By Rich Kozlovich
The all time top ten hit list comes from U.S., Germany, Canada, U.K., Russia, France, Australia, Netherlands, India, and Slovenia.
For a long time Canada and the U.K. were 2nd and 3rd by a long margin. Germany is now second on the all time list. However, the latest monthly listing it a bit different. Russia is 2nd, followed by Germany the U.K., Slovenia, France, Canada, Bulgaria, Israel and Brazil.
At this point if the trend continues my second and third biggest reading public will be in Germany and Russia…or visa versa, on all charts. And the answer to your question is …I don’t know!
Art Horn: We Live in Nineteen Eighty Twelve
In 1949 George Orwell published his now legendary book 1984 (Editor’s Note: For those who never read this book please follow the link, which takes you to the online publication.) The book told a story about a world run by three super governments. Those governments had complete control over the lives of the people who lived in them. In the county of Oceania where the story takes place “The Party” was the absolute ruler and made all laws and wrote all “truth”. The Party would simply write whatever it wanted to about anything so as to keep control over everything. All private property had been confiscated. There were no privately run companies. All of the so called truth was published and broadcast from the “Ministry of Truth”. In reality whatever truth was really out there was never published or broadcast. In effect there was no real truth, only convenient truth. The truth could be changed from day to day even hour to hour depending on how the Party wanted the “truth” to serve them.
Waterless fracking is Alberta firm’s answer to environment issues
By Dave Cooper
GasFrac’s propane technology an environmental winner - A rapidly growing Alberta firm has cornered the market for waterless fracking just as environmental issues begin to dominate the discussion of fracturing deep rock to free vast supplies of natural gas and oil. Using propane instead of water, GasFrac Energy Services is able to inject a jelled-propane mixture under pressure that contains sand and chemicals into deep vertical and horizontal wells to open up cracks in a formation. When the pressure is off and the flow reversed, the propane changes to a vapour and moves to the surface with the reservoir’s natural gas or oil. At a separation facility, the propane can be removed and reused. Originally designed to improve the performance of low-pressure wells, the waterless process has become a winner in the environmental area.
“That has been the real surprise for us, an extra advantage,” said Doug McMillan, vice-president of GasFrac, which was one of several energy firms participating in NAIT’s Industry Day for its petroleum engineering technology students on Thursday. “In areas of drought-stricken Texas, water is impounded and sold for traditional fracking,” said McMillan. “And in the eastern U.S., there are concerns about water disposal and population density, but we can work there and are even going to be in New York (which does not allow traditional fracking).”

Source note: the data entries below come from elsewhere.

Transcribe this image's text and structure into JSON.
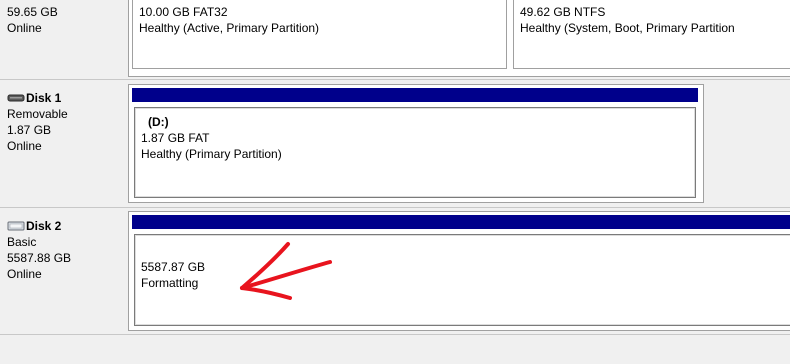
{
  "disk0": {
    "size": "59.65 GB",
    "status": "Online",
    "partitions": [
      {
        "size_fs": "10.00 GB FAT32",
        "health": "Healthy (Active, Primary Partition)"
      },
      {
        "size_fs": "49.62 GB NTFS",
        "health": "Healthy (System, Boot, Primary Partition"
      }
    ]
  },
  "disk1": {
    "name": "Disk 1",
    "type": "Removable",
    "size": "1.87 GB",
    "status": "Online",
    "partition": {
      "label": "(D:)",
      "size_fs": "1.87 GB FAT",
      "health": "Healthy (Primary Partition)"
    }
  },
  "disk2": {
    "name": "Disk 2",
    "type": "Basic",
    "size": "5587.88 GB",
    "status": "Online",
    "partition": {
      "size": "5587.87 GB",
      "status": "Formatting"
    }
  },
  "colors": {
    "partition_bar": "#00008b",
    "arrow": "#e8141e",
    "background": "#f0f0f0"
  },
  "icons": {
    "disk1_icon": "removable-drive-icon",
    "disk2_icon": "hard-drive-icon",
    "annotation": "red-arrow-annotation"
  }
}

Drilling method ignites environmental challenge
By Brian Nearing
Coalition opposes fracking technique that uses propane to extract natural gas - A coalition of environmental groups on Friday challenged state Environmental Conservation Commissioner Joe Martens over a new technique to extract underground natural gas using propane, rather than water. Amid reports that landowners in the state's Southern Tier have reached an agreement to allow a drilling company to use propane fracking, DEC has said it now could accept and review drilling permits, even as it continues to review its proposed guidelines for water-based hydrofracking. Propane fracking is a new technique that has had limited use in the Canadian provinces of New Brunswick and Alberta and in a smaller number of test wells in states that include Texas, Pennsylvania, Colorado, Oklahoma and New Mexico. Its developer, Calary-based GasFrac, is seeking a U.S. patent. More than a dozen environmental groups that oppose hydrofracking sent a letter to Martens urging him not to approve the alternative technique without adequate environmental review.
Clouds on Solar’s Horizon
By Diane Cardwell
Late Wednesday night, BrightSource Energy, a start-up formed to build solar thermal power plants, was forced to make a humbling admission: Despite a year of hopes and efforts, it could not find the market it wanted for its stock. The company canceled its initial public offering of shares just hours before trading was to begin. Not too long ago, the prospects for BrightSource seemed so limitless that the company incorporated the word into its logo. It had raised tens of millions of dollars from leading venture capitalists, struck partnerships with corporations like Google, Siemens and NRG Energy and secured a coveted $1.6 billion federal loan guarantee for its signature Ivanpah plant in the California desert. Supported by state policy that encouraged utilities to buy lots of solar power, BrightSource had also signed long-term deals to sell much of its planned electricity output to two large utilities.
Then prices plunged for power generated by competing energy sources like natural gas and traditional photovoltaic solar panels. Government subsidies dried up. And investors who once clamored to get a piece of any clean-energy company started shunning all of them.
My Take - For the record; all this green clatrap is going down the tubes; solar, wind, biofuels....all of it! I would like to point out to the greenie faithful out there; this was predicted years ago by those on my side of the argument. Get over it! RK